Dataset rows for apps and sites
☆ ☆ ☆ ☆ ☆

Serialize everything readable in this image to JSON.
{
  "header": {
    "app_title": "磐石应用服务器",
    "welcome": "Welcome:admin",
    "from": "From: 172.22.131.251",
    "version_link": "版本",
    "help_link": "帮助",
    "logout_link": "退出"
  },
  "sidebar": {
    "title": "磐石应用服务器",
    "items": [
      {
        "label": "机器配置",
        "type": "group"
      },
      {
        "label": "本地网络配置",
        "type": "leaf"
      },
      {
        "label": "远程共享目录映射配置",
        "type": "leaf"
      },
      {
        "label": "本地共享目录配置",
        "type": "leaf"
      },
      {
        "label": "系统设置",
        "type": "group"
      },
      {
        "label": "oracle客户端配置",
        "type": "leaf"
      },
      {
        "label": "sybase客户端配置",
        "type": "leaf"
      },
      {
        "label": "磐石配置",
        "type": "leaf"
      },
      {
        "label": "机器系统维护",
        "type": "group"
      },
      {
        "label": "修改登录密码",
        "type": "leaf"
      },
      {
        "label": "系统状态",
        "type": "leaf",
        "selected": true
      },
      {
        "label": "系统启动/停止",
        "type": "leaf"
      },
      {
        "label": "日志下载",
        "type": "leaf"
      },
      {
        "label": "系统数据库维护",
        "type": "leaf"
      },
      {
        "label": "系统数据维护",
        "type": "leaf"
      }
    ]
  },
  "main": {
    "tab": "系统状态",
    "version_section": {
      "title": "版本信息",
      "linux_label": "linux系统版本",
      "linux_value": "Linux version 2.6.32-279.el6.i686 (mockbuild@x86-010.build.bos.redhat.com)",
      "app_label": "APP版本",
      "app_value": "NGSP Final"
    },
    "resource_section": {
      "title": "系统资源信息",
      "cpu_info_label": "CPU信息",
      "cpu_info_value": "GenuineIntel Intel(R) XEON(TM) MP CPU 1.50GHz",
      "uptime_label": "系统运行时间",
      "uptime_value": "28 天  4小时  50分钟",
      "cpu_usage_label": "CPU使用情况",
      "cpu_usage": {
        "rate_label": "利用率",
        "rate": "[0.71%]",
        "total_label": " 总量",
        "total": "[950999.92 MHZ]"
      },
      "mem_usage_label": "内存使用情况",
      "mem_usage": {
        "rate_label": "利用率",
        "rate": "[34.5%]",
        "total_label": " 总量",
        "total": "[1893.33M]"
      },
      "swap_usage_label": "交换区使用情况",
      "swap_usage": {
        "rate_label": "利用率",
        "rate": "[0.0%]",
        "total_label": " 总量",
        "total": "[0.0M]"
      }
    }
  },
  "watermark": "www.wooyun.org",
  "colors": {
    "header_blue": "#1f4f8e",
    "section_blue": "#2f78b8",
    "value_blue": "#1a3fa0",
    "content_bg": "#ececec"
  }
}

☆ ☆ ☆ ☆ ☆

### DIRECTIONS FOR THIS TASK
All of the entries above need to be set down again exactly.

### TASK RESPONSE
Serialize everything readable in this image to JSON.
{
  "header": {
    "app_title": "磐石应用服务器",
    "welcome": "Welcome:admin",
    "from": "From: 172.22.131.251",
    "version_link": "版本",
    "help_link": "帮助",
    "logout_link": "退出"
  },
  "sidebar": {
    "title": "磐石应用服务器",
    "items": [
      {
        "label": "机器配置",
        "type": "group"
      },
      {
        "label": "本地网络配置",
        "type": "leaf"
      },
      {
        "label": "远程共享目录映射配置",
        "type": "leaf"
      },
      {
        "label": "本地共享目录配置",
        "type": "leaf"
      },
      {
        "label": "系统设置",
        "type": "group"
      },
      {
        "label": "oracle客户端配置",
        "type": "leaf"
      },
      {
        "label": "sybase客户端配置",
        "type": "leaf"
      },
      {
        "label": "磐石配置",
        "type": "leaf"
      },
      {
        "label": "机器系统维护",
        "type": "group"
      },
      {
        "label": "修改登录密码",
        "type": "leaf"
      },
      {
        "label": "系统状态",
        "type": "leaf",
        "selected": true
      },
      {
        "label": "系统启动/停止",
        "type": "leaf"
      },
      {
        "label": "日志下载",
        "type": "leaf"
      },
      {
        "label": "系统数据库维护",
        "type": "leaf"
      },
      {
        "label": "系统数据维护",
        "type": "leaf"
      }
    ]
  },
  "main": {
    "tab": "系统状态",
    "version_section": {
      "title": "版本信息",
      "linux_label": "linux系统版本",
      "linux_value": "Linux version 2.6.32-279.el6.i686 (mockbuild@x86-010.build.bos.redhat.com)",
      "app_label": "APP版本",
      "app_value": "NGSP Final"
    },
    "resource_section": {
      "title": "系统资源信息",
      "cpu_info_label": "CPU信息",
      "cpu_info_value": "GenuineIntel Intel(R) XEON(TM) MP CPU 1.50GHz",
      "uptime_label": "系统运行时间",
      "uptime_value": "28 天  4小时  50分钟",
      "cpu_usage_label": "CPU使用情况",
      "cpu_usage": {
        "rate_label": "利用率",
        "rate": "[0.71%]",
        "total_label": " 总量",
        "total": "[950999.92 MHZ]"
      },
      "mem_usage_label": "内存使用情况",
      "mem_usage": {
        "rate_label": "利用率",
        "rate": "[34.5%]",
        "total_label": " 总量",
        "total": "[1893.33M]"
      },
      "swap_usage_label": "交换区使用情况",
      "swap_usage": {
        "rate_label": "利用率",
        "rate": "[0.0%]",
        "total_label": " 总量",
        "total": "[0.0M]"
      }
    }
  },
  "watermark": "www.wooyun.org",
  "colors": {
    "header_blue": "#1f4f8e",
    "section_blue": "#2f78b8",
    "value_blue": "#1a3fa0",
    "content_bg": "#ececec"
  }
}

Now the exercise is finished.